***Maybe you noticed that Jeff Francoeur is back in Texas, where he spent some time—on his own—after the ’07 season, taking his hitting woes to the then-Ranger’s hitting coach. The coach, Rudy Jaramillo, had developed quite a following for his skills with suffering hitters. That was then. Later, Jaramillo switched to the Cubs, and shortly thereafter, the Cubs released him. And the Braves traded Francoeur to the Mets, who traded him to the Rangers, and thus, Jeff finds himself in a World Series. I can’t tell you where Rudy Jaramillo finds himself.
***Speaking of hitting coaches, a year or so ago, standing by the batting cage at Turner Field one day, I asked Chipper Jones, “In your opinion, who is the best hitting coach around?” He pondered for a long moment, then said, “Don Baylor.” Baylor, you may recall, had been with the Braves for one season (1999), before moving on to the Cubs.
***Remember Chuck James? The little lefthander from Mableton? Chuck was an 11-game winner two seasons in a row with the Braves, quiet and understated. Then he missed the ’09 season, one of those surgical victims, and faded from view. The Nationals signed him, obviously due to Stan Kasten’s presence there, and he spent the past season in the Nationals farm system, and that’s as far as I can take you on Chuck’s pitching career.

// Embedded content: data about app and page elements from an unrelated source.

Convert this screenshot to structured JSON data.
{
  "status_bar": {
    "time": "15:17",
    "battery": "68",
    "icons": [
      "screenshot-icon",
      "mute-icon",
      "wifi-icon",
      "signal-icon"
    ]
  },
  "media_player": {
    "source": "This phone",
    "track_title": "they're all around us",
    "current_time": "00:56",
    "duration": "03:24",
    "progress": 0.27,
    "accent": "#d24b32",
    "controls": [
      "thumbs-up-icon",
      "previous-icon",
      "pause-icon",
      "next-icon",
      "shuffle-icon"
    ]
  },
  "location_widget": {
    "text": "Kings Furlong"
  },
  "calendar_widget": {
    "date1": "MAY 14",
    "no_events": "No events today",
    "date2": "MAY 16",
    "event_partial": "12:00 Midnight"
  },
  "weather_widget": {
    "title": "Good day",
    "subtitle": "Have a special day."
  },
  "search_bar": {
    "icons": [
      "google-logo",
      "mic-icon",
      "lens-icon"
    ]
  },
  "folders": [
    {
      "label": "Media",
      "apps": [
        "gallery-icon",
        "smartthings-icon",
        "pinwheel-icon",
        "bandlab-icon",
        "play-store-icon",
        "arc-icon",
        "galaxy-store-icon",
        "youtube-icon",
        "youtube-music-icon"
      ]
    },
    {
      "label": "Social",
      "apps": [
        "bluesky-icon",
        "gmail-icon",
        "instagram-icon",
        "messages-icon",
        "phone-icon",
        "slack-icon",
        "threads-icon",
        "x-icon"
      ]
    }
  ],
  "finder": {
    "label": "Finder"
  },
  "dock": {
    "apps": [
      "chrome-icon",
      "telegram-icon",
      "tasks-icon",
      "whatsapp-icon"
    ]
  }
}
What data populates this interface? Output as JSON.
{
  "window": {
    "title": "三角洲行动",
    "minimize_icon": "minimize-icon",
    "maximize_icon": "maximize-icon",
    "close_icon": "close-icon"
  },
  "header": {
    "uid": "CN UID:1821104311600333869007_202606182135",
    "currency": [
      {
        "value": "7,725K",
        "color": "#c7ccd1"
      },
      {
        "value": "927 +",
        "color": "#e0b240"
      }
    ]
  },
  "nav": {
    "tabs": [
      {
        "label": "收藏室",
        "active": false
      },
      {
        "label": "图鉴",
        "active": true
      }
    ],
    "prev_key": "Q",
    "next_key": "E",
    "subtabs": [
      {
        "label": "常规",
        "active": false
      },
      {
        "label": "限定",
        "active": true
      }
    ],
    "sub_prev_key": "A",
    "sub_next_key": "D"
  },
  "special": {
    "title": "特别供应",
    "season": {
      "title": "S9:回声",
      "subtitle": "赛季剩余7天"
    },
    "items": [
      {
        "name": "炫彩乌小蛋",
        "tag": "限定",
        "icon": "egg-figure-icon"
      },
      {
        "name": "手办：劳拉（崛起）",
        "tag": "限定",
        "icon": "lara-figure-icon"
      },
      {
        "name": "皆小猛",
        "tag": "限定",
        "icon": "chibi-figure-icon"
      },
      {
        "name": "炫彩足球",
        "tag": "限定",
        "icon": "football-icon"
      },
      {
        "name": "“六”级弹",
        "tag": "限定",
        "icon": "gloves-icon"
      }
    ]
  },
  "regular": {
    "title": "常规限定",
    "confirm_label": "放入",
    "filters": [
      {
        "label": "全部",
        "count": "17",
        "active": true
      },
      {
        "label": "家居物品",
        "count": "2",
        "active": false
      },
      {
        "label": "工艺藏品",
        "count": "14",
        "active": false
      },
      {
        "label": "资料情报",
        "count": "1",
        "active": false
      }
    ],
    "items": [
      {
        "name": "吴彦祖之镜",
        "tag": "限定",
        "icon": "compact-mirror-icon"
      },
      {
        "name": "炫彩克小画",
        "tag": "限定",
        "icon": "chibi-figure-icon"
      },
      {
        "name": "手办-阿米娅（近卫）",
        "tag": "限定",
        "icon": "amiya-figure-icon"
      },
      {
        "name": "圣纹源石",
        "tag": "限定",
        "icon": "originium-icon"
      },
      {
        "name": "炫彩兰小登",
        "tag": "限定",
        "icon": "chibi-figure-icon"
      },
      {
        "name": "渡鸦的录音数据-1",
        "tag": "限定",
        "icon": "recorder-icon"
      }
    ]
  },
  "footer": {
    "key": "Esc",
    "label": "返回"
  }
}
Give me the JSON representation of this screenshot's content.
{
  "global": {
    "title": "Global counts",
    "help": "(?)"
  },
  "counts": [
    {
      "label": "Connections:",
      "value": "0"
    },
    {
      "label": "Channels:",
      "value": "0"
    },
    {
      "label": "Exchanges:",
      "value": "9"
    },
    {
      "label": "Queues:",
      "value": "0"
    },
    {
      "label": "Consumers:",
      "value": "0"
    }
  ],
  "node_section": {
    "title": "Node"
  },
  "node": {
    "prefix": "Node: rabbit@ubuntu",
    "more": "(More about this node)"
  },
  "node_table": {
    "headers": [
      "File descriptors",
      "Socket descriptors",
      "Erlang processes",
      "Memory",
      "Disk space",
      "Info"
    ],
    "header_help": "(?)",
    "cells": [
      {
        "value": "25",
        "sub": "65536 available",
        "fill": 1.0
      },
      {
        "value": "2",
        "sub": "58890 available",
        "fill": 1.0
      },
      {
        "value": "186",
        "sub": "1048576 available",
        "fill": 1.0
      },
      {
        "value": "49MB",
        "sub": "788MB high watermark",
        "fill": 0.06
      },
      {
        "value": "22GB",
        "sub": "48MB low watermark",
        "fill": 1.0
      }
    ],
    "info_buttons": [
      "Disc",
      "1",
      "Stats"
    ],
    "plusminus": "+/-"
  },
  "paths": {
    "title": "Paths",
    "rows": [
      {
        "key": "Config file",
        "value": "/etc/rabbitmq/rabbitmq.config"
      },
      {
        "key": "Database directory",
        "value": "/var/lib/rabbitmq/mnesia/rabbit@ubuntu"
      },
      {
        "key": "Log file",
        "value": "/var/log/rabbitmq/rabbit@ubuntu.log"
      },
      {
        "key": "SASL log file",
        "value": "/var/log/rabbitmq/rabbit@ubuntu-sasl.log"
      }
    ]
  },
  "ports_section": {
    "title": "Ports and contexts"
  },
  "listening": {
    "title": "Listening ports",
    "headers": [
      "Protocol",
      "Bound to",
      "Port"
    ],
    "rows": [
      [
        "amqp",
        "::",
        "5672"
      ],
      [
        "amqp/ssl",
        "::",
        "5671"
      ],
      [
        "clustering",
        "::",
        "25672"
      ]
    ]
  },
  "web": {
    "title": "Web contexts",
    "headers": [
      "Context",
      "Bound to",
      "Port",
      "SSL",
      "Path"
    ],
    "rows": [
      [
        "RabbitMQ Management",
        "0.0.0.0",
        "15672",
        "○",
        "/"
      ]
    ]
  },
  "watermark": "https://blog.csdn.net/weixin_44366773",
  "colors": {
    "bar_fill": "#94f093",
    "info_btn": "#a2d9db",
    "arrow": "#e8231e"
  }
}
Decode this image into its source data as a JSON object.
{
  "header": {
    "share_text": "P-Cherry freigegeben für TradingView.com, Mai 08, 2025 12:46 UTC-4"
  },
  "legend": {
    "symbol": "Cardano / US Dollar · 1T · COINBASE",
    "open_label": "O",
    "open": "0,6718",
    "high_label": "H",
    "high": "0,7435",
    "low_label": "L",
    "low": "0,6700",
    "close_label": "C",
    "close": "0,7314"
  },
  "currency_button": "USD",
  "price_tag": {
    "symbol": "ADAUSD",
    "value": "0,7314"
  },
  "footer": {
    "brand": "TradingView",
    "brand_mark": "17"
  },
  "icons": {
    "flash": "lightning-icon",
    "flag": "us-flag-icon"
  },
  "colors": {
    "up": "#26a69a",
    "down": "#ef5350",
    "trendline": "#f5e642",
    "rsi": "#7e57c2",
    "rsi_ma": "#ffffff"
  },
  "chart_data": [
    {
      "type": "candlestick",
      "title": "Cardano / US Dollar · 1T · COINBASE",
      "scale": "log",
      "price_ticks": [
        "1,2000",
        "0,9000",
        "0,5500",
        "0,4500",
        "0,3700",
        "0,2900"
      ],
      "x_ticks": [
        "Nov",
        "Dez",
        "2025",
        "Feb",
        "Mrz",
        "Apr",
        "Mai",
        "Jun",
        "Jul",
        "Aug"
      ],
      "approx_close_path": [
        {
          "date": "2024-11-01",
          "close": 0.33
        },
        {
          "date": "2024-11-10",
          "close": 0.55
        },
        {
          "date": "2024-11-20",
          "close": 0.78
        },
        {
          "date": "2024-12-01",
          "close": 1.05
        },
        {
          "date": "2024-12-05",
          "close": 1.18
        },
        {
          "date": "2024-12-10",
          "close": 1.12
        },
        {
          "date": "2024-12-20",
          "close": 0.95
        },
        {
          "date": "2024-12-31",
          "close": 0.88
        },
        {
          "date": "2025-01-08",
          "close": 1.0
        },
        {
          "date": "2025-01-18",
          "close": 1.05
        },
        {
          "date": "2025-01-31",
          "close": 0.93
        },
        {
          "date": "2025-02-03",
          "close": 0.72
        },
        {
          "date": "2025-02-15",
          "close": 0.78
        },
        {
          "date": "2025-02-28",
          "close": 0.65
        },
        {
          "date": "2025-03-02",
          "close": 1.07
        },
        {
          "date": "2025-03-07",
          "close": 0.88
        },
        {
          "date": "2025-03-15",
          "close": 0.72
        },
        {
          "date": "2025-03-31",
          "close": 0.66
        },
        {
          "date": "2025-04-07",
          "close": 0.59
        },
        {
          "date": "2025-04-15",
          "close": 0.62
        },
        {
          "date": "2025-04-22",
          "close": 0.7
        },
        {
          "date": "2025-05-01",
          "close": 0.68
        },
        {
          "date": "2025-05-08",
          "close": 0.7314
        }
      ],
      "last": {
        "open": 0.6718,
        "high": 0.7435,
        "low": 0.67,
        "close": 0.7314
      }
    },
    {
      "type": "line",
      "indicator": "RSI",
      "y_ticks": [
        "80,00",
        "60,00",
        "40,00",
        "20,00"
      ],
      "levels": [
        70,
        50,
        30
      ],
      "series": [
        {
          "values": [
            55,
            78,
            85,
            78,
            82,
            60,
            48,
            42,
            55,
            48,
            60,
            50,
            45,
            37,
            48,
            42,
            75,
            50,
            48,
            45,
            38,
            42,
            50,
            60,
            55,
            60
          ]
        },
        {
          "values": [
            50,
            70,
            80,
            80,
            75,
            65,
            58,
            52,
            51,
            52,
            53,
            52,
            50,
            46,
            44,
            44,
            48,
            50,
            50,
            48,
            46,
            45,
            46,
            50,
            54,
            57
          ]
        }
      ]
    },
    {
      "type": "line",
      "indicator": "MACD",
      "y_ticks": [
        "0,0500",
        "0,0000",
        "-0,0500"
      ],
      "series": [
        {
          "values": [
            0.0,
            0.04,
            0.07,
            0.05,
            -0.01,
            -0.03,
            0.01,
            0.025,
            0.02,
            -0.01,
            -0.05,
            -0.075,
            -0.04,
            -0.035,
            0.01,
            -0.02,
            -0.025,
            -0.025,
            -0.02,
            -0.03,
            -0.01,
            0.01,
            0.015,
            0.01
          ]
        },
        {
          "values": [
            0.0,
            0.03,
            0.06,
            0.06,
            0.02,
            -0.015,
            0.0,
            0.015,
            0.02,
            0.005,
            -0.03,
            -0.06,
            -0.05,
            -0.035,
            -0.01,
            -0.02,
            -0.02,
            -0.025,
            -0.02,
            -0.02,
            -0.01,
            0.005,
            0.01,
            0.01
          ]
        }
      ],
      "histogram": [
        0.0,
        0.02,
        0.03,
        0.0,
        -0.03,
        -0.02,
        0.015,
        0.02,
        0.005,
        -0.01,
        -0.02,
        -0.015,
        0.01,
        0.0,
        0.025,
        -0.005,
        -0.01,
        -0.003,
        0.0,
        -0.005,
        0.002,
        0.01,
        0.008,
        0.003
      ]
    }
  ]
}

***The Braves had a bumper crop of rookies in 2005, 18 of them, to be exact. Only Brian McCann is still on hand. You know where Jeff Francoeur is. Ryan Langerhans is with Seattle. But one who got away, and could have been the solution to the vexing situation at second base last season was Kelly Johnson. He was signed by the Arizona D-Backs and checked in with a glittering season. He hit 26 home runs, drove in 71 runs leading off, and could have solved one of the Braves’ outfield problems as well— of which they had a few.
***Bruce Bochy, now involved in the World Series, as you might have been aware, is the only major league manager born in France. In a place called Landes de Bussac, in fact—and while his name might indicate some French background, actually he was the son of a U.S. Army officer stationed there. As a major league catcher, Bochy had a lifetime batting average of .239, and not given ‘to speed, he stole one (1) base in his playing career—and that, in his eighth season at San Diego.